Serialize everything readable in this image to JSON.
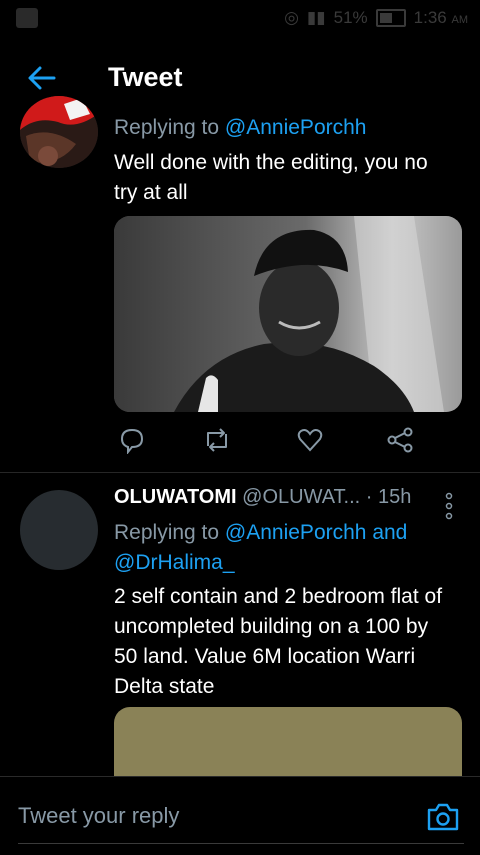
{
  "status": {
    "battery": "51%",
    "time": "1:36",
    "ampm": "AM"
  },
  "header": {
    "title": "Tweet"
  },
  "tweet1": {
    "replying_prefix": "Replying to ",
    "mention": "@AnniePorchh",
    "text_line1": "Well done with the editing, you no",
    "text_line2": "try at all"
  },
  "tweet2": {
    "name": "OLUWATOMI",
    "handle": "@OLUWAT...",
    "time": "· 15h",
    "replying_prefix": "Replying to ",
    "mention1": "@AnniePorchh",
    "and": " and",
    "mention2": "@DrHalima_",
    "text_line1": "2 self contain and 2 bedroom flat of",
    "text_line2": "uncompleted building on a 100 by",
    "text_line3": "50 land. Value 6M location  Warri",
    "text_line4": "Delta state"
  },
  "composer": {
    "placeholder": "Tweet your reply"
  },
  "colors": {
    "accent": "#1da1f2",
    "muted": "#8899a6"
  }
}
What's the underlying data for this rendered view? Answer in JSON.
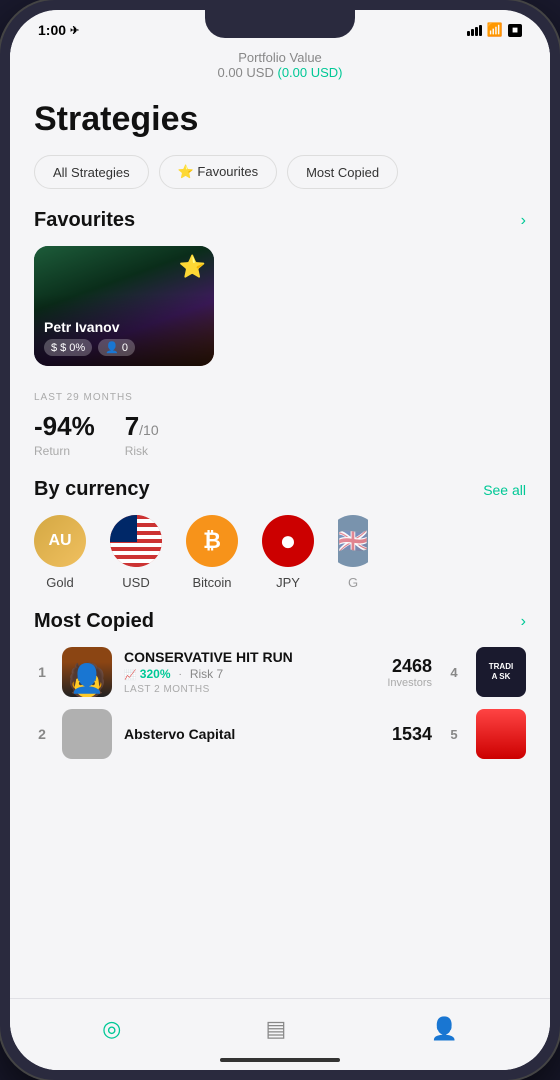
{
  "statusBar": {
    "time": "1:00",
    "timeIcon": "location-arrow"
  },
  "portfolio": {
    "label": "Portfolio Value",
    "value": "0.00 USD",
    "change": "(0.00 USD)"
  },
  "page": {
    "title": "Strategies"
  },
  "filterTabs": [
    {
      "id": "all",
      "label": "All Strategies",
      "active": false
    },
    {
      "id": "favourites",
      "label": "⭐ Favourites",
      "active": false
    },
    {
      "id": "most-copied",
      "label": "Most Copied",
      "active": false
    }
  ],
  "favourites": {
    "sectionTitle": "Favourites",
    "chevron": "›",
    "card": {
      "name": "Petr Ivanov",
      "returnBadge": "$ 0%",
      "followersBadge": "0",
      "star": "⭐"
    },
    "period": "LAST 29 MONTHS",
    "returnValue": "-94%",
    "returnLabel": "Return",
    "riskValue": "7",
    "riskSuffix": "/10",
    "riskLabel": "Risk"
  },
  "currency": {
    "sectionTitle": "By currency",
    "seeAll": "See all",
    "items": [
      {
        "id": "gold",
        "symbol": "AU",
        "label": "Gold",
        "type": "gold"
      },
      {
        "id": "usd",
        "symbol": "USD",
        "label": "USD",
        "type": "usd"
      },
      {
        "id": "bitcoin",
        "symbol": "₿",
        "label": "Bitcoin",
        "type": "bitcoin"
      },
      {
        "id": "jpy",
        "symbol": "●",
        "label": "JPY",
        "type": "jpy"
      },
      {
        "id": "gbp",
        "symbol": "🇬🇧",
        "label": "G",
        "type": "gbp"
      }
    ]
  },
  "mostCopied": {
    "sectionTitle": "Most Copied",
    "chevron": "›",
    "items": [
      {
        "rank": "1",
        "name": "CONSERVATIVE HIT RUN",
        "return": "320%",
        "risk": "Risk 7",
        "period": "LAST 2 MONTHS",
        "count": "2468",
        "countLabel": "Investors",
        "rankRight": "4",
        "avatarType": "person"
      },
      {
        "rank": "2",
        "name": "Abstervo Capital",
        "return": "",
        "risk": "",
        "period": "",
        "count": "1534",
        "countLabel": "",
        "rankRight": "5",
        "avatarType": "gray"
      }
    ]
  },
  "bottomNav": [
    {
      "id": "strategies",
      "icon": "◎",
      "active": true
    },
    {
      "id": "portfolio",
      "icon": "▤",
      "active": false
    },
    {
      "id": "profile",
      "icon": "👤",
      "active": false
    }
  ]
}
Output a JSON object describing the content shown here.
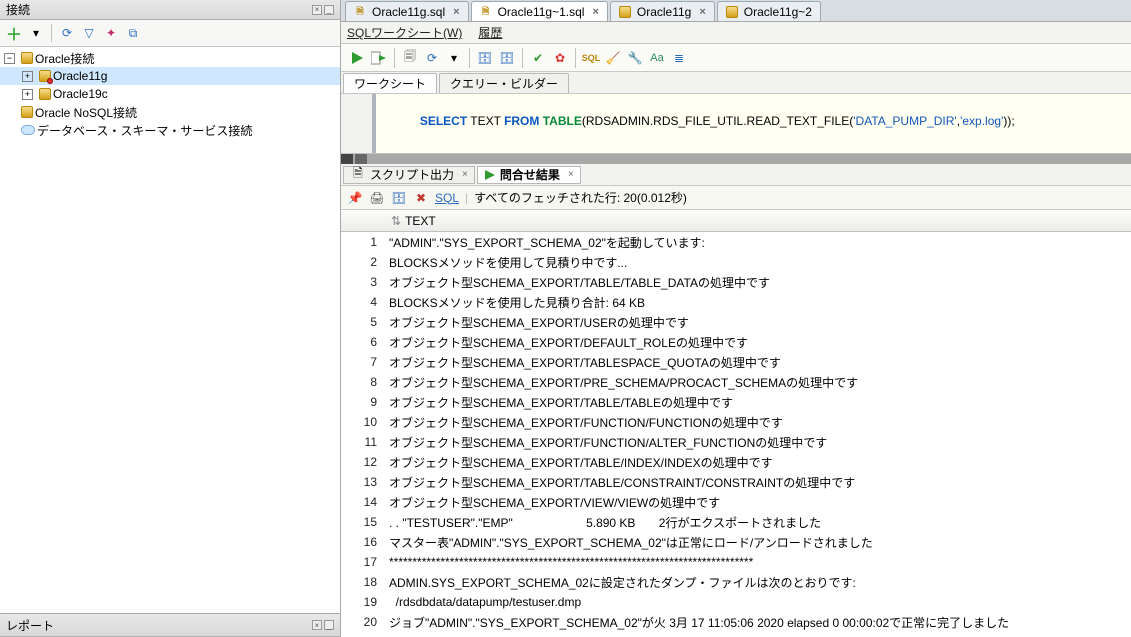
{
  "sidebar": {
    "panel_title": "接続",
    "items": [
      {
        "label": "Oracle接続",
        "expanded": true,
        "children": [
          {
            "label": "Oracle11g",
            "selected": true
          },
          {
            "label": "Oracle19c"
          }
        ]
      },
      {
        "label": "Oracle NoSQL接続"
      },
      {
        "label": "データベース・スキーマ・サービス接続"
      }
    ],
    "reports_title": "レポート"
  },
  "editor_tabs": [
    {
      "label": "Oracle11g.sql",
      "closable": true,
      "active": false,
      "icon": "sql-icon"
    },
    {
      "label": "Oracle11g~1.sql",
      "closable": true,
      "active": true,
      "icon": "sql-icon"
    },
    {
      "label": "Oracle11g",
      "closable": true,
      "active": false,
      "icon": "db-icon"
    },
    {
      "label": "Oracle11g~2",
      "closable": false,
      "active": false,
      "icon": "db-icon"
    }
  ],
  "subheader": {
    "worksheet": "SQLワークシート(W)",
    "history": "履歴"
  },
  "worksheet_tabs": [
    {
      "label": "ワークシート",
      "active": true
    },
    {
      "label": "クエリー・ビルダー",
      "active": false
    }
  ],
  "sql": {
    "tokens": [
      "SELECT",
      " TEXT ",
      "FROM",
      " ",
      "TABLE",
      "(RDSADMIN.RDS_FILE_UTIL.READ_TEXT_FILE(",
      "'DATA_PUMP_DIR'",
      ",",
      "'exp.log'",
      "));"
    ]
  },
  "result_tabs": [
    {
      "label": "スクリプト出力",
      "active": false,
      "icon": "script-icon"
    },
    {
      "label": "問合せ結果",
      "active": true,
      "icon": "run-icon"
    }
  ],
  "result_toolbar": {
    "sql": "SQL",
    "status": "すべてのフェッチされた行: 20(0.012秒)"
  },
  "grid": {
    "column": "TEXT",
    "rows": [
      "\"ADMIN\".\"SYS_EXPORT_SCHEMA_02\"を起動しています:",
      "BLOCKSメソッドを使用して見積り中です...",
      "オブジェクト型SCHEMA_EXPORT/TABLE/TABLE_DATAの処理中です",
      "BLOCKSメソッドを使用した見積り合計: 64 KB",
      "オブジェクト型SCHEMA_EXPORT/USERの処理中です",
      "オブジェクト型SCHEMA_EXPORT/DEFAULT_ROLEの処理中です",
      "オブジェクト型SCHEMA_EXPORT/TABLESPACE_QUOTAの処理中です",
      "オブジェクト型SCHEMA_EXPORT/PRE_SCHEMA/PROCACT_SCHEMAの処理中です",
      "オブジェクト型SCHEMA_EXPORT/TABLE/TABLEの処理中です",
      "オブジェクト型SCHEMA_EXPORT/FUNCTION/FUNCTIONの処理中です",
      "オブジェクト型SCHEMA_EXPORT/FUNCTION/ALTER_FUNCTIONの処理中です",
      "オブジェクト型SCHEMA_EXPORT/TABLE/INDEX/INDEXの処理中です",
      "オブジェクト型SCHEMA_EXPORT/TABLE/CONSTRAINT/CONSTRAINTの処理中です",
      "オブジェクト型SCHEMA_EXPORT/VIEW/VIEWの処理中です",
      ". . \"TESTUSER\".\"EMP\"                      5.890 KB       2行がエクスポートされました",
      "マスター表\"ADMIN\".\"SYS_EXPORT_SCHEMA_02\"は正常にロード/アンロードされました",
      "******************************************************************************",
      "ADMIN.SYS_EXPORT_SCHEMA_02に設定されたダンプ・ファイルは次のとおりです:",
      "  /rdsdbdata/datapump/testuser.dmp",
      "ジョブ\"ADMIN\".\"SYS_EXPORT_SCHEMA_02\"が火 3月 17 11:05:06 2020 elapsed 0 00:00:02で正常に完了しました"
    ]
  }
}
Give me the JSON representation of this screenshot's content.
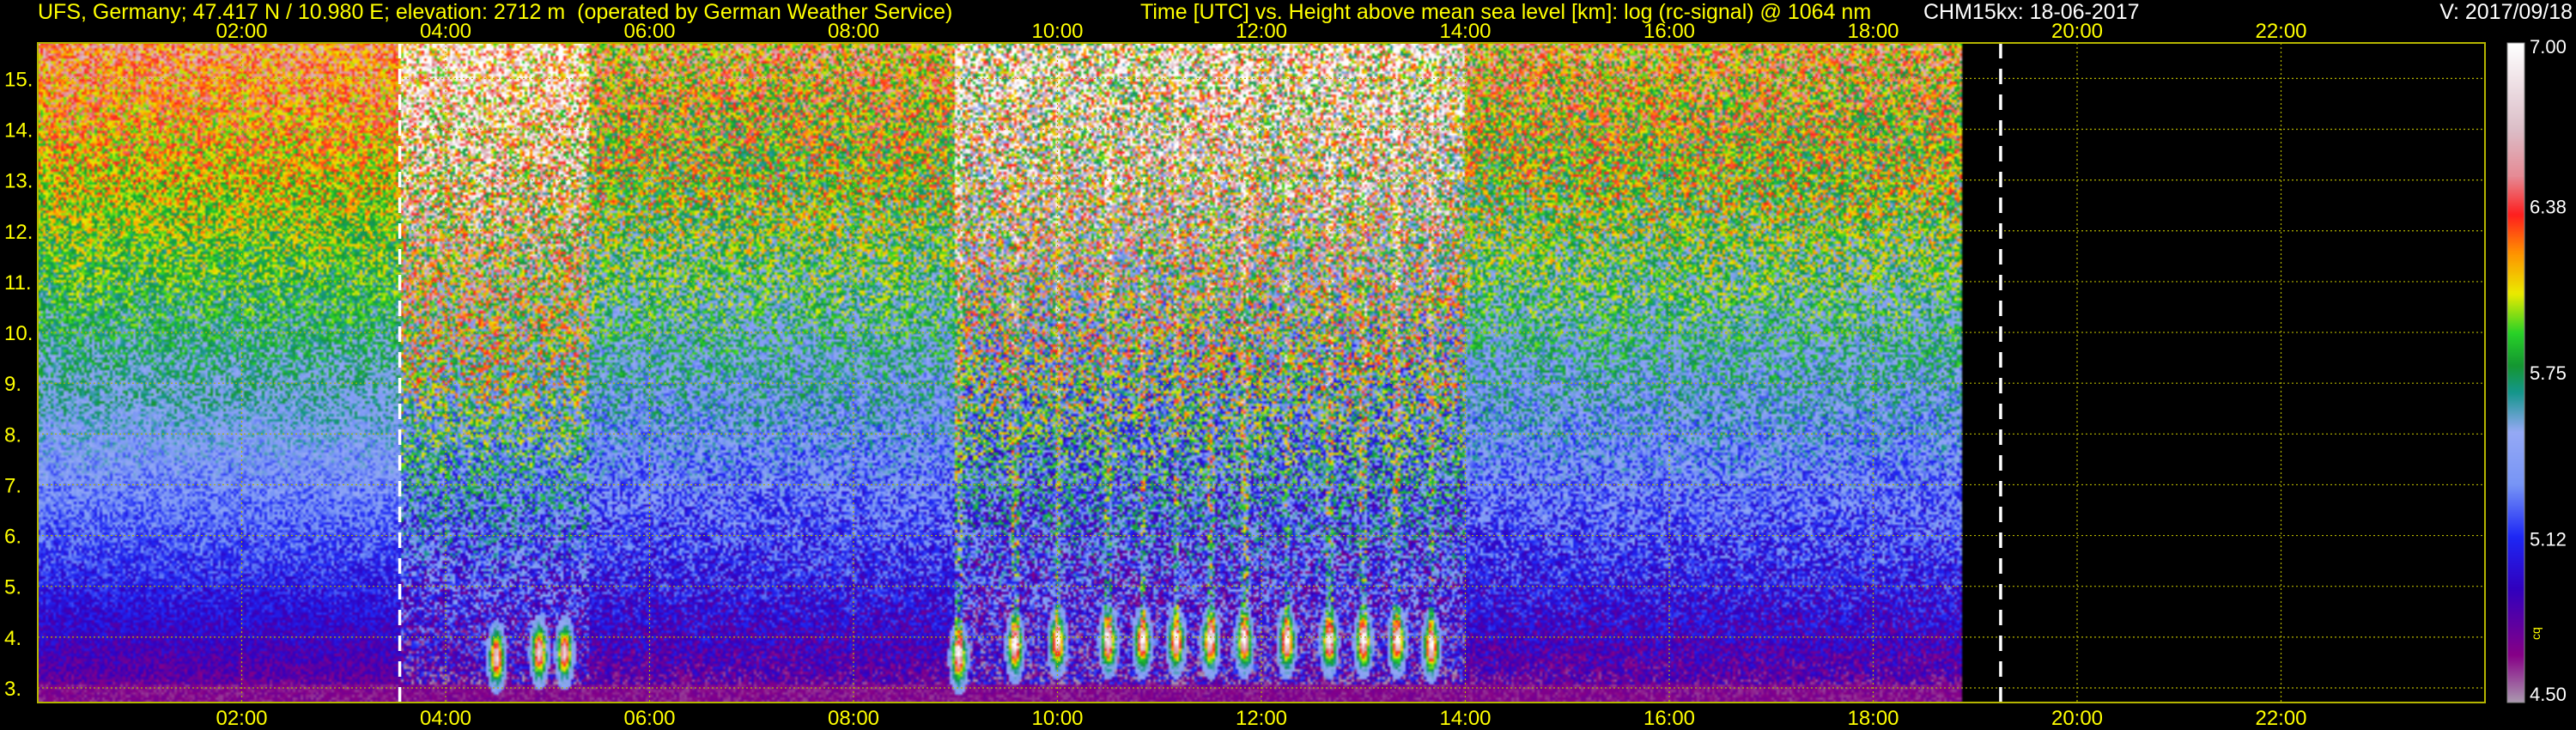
{
  "header": {
    "site": "UFS, Germany; 47.417 N / 10.980 E; elevation: 2712 m  (operated by German Weather Service)",
    "axes_title": "Time [UTC] vs. Height above mean sea level [km]: log (rc-signal) @ 1064 nm",
    "instrument_date": "CHM15kx: 18-06-2017",
    "version": "V: 2017/09/18"
  },
  "colors": {
    "background": "#000000",
    "labels": "#ffff00",
    "grid": "#b4b400",
    "marker_lines": "#ffffff"
  },
  "chart_data": {
    "type": "heatmap",
    "xlabel": "Time [UTC]",
    "ylabel": "Height above mean sea level [km]",
    "xlim": [
      "00:00",
      "24:00"
    ],
    "x_ticks": [
      "02:00",
      "04:00",
      "06:00",
      "08:00",
      "10:00",
      "12:00",
      "14:00",
      "16:00",
      "18:00",
      "20:00",
      "22:00"
    ],
    "ylim": [
      2.712,
      15.7
    ],
    "y_ticks": [
      "3.",
      "4.",
      "5.",
      "6.",
      "7.",
      "8.",
      "9.",
      "10.",
      "11.",
      "12.",
      "13.",
      "14.",
      "15."
    ],
    "grid": true,
    "data_end": "18:53",
    "dashed_markers": [
      "03:33",
      "19:15"
    ],
    "colorbar": {
      "min": 4.5,
      "max": 7.0,
      "ticks": [
        "4.50",
        "5.12",
        "5.75",
        "6.38",
        "7.00"
      ],
      "label": "cq"
    },
    "regions": [
      {
        "start": "00:00",
        "end": "03:33",
        "signal": "low-noise"
      },
      {
        "start": "03:33",
        "end": "05:25",
        "signal": "noisy"
      },
      {
        "start": "05:25",
        "end": "09:00",
        "signal": "clear"
      },
      {
        "start": "09:00",
        "end": "14:00",
        "signal": "clouds-and-noise"
      },
      {
        "start": "14:00",
        "end": "18:53",
        "signal": "clear"
      }
    ],
    "cloud_events": [
      {
        "time": "04:30",
        "height_km": 3.6
      },
      {
        "time": "04:55",
        "height_km": 3.7
      },
      {
        "time": "05:10",
        "height_km": 3.7
      },
      {
        "time": "09:02",
        "height_km": 3.6
      },
      {
        "time": "09:35",
        "height_km": 3.8
      },
      {
        "time": "10:00",
        "height_km": 3.9
      },
      {
        "time": "10:30",
        "height_km": 3.9
      },
      {
        "time": "10:50",
        "height_km": 3.9
      },
      {
        "time": "11:10",
        "height_km": 3.9
      },
      {
        "time": "11:30",
        "height_km": 3.9
      },
      {
        "time": "11:50",
        "height_km": 3.9
      },
      {
        "time": "12:15",
        "height_km": 3.9
      },
      {
        "time": "12:40",
        "height_km": 3.9
      },
      {
        "time": "13:00",
        "height_km": 3.9
      },
      {
        "time": "13:20",
        "height_km": 3.9
      },
      {
        "time": "13:40",
        "height_km": 3.8
      }
    ]
  }
}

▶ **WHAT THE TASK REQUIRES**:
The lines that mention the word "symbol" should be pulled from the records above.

▶ **ANSWER SECTION**:
        "symbol": "AU",
        "symbol": "USD",
        "symbol": "₿",
        "symbol": "●",
        "symbol": "🇬🇧",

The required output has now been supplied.